Brief: Write the entries out in full, matching them exactly.
[Records to process — start]
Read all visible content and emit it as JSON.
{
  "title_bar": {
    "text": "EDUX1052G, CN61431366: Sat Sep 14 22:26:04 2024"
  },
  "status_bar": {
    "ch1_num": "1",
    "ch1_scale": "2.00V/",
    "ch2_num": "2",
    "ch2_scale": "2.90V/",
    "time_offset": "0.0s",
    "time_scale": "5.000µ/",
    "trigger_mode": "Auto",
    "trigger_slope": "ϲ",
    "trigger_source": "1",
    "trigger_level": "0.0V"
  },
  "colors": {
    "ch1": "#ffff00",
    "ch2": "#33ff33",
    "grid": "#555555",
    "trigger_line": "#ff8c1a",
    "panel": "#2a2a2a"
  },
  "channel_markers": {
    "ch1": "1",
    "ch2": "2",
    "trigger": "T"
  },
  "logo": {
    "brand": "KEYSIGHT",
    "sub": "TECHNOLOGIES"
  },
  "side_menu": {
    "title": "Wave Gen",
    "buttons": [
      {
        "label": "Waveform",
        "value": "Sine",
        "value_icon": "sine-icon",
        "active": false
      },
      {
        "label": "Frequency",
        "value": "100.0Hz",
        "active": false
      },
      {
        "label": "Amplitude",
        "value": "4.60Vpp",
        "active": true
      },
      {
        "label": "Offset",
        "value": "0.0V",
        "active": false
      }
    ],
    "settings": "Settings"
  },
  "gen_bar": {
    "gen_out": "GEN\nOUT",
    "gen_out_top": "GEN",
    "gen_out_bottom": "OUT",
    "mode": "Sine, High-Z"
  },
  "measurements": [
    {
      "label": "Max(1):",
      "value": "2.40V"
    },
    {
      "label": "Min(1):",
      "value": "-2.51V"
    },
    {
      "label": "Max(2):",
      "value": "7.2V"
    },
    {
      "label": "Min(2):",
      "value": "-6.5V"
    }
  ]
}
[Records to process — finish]
Response:
Read all visible content and emit it as JSON.
{
  "title_bar": {
    "text": "EDUX1052G, CN61431366: Sat Sep 14 22:26:04 2024"
  },
  "status_bar": {
    "ch1_num": "1",
    "ch1_scale": "2.00V/",
    "ch2_num": "2",
    "ch2_scale": "2.90V/",
    "time_offset": "0.0s",
    "time_scale": "5.000µ/",
    "trigger_mode": "Auto",
    "trigger_slope": "ϲ",
    "trigger_source": "1",
    "trigger_level": "0.0V"
  },
  "colors": {
    "ch1": "#ffff00",
    "ch2": "#33ff33",
    "grid": "#555555",
    "trigger_line": "#ff8c1a",
    "panel": "#2a2a2a"
  },
  "channel_markers": {
    "ch1": "1",
    "ch2": "2",
    "trigger": "T"
  },
  "logo": {
    "brand": "KEYSIGHT",
    "sub": "TECHNOLOGIES"
  },
  "side_menu": {
    "title": "Wave Gen",
    "buttons": [
      {
        "label": "Waveform",
        "value": "Sine",
        "value_icon": "sine-icon",
        "active": false
      },
      {
        "label": "Frequency",
        "value": "100.0Hz",
        "active": false
      },
      {
        "label": "Amplitude",
        "value": "4.60Vpp",
        "active": true
      },
      {
        "label": "Offset",
        "value": "0.0V",
        "active": false
      }
    ],
    "settings": "Settings"
  },
  "gen_bar": {
    "gen_out": "GEN\nOUT",
    "gen_out_top": "GEN",
    "gen_out_bottom": "OUT",
    "mode": "Sine, High-Z"
  },
  "measurements": [
    {
      "label": "Max(1):",
      "value": "2.40V"
    },
    {
      "label": "Min(1):",
      "value": "-2.51V"
    },
    {
      "label": "Max(2):",
      "value": "7.2V"
    },
    {
      "label": "Min(2):",
      "value": "-6.5V"
    }
  ]
}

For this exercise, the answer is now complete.